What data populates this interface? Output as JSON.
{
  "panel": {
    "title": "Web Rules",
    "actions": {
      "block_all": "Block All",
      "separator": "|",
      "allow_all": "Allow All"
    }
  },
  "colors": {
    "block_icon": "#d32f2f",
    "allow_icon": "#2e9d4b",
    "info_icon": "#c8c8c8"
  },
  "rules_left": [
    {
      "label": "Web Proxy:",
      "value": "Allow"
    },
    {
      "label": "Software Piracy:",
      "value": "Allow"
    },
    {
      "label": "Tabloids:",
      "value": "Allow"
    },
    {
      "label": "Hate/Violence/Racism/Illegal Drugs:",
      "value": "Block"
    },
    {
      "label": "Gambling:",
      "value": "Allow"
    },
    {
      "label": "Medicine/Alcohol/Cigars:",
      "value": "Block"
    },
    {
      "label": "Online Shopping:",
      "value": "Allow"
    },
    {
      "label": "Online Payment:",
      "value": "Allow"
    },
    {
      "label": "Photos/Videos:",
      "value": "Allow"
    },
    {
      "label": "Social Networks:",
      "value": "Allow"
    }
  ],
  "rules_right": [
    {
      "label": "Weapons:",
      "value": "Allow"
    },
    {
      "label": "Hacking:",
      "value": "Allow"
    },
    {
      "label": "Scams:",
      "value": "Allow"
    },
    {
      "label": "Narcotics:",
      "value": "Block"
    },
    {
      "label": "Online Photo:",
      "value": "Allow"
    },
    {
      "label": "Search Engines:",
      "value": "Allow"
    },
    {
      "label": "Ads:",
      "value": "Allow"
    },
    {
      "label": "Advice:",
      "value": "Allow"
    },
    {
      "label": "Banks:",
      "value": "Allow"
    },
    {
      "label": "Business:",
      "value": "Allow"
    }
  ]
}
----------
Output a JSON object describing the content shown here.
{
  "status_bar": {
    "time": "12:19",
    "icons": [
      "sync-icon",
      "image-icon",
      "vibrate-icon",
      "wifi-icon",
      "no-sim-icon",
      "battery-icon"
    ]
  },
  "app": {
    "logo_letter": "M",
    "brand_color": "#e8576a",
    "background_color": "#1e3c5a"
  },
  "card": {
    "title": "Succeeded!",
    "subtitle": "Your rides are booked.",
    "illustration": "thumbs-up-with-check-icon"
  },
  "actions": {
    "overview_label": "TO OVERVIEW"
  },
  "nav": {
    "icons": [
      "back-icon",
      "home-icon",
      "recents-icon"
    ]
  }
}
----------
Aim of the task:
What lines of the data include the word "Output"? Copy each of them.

Solution below:
What data populates this interface? Output as JSON.
Output a JSON object describing the content shown here.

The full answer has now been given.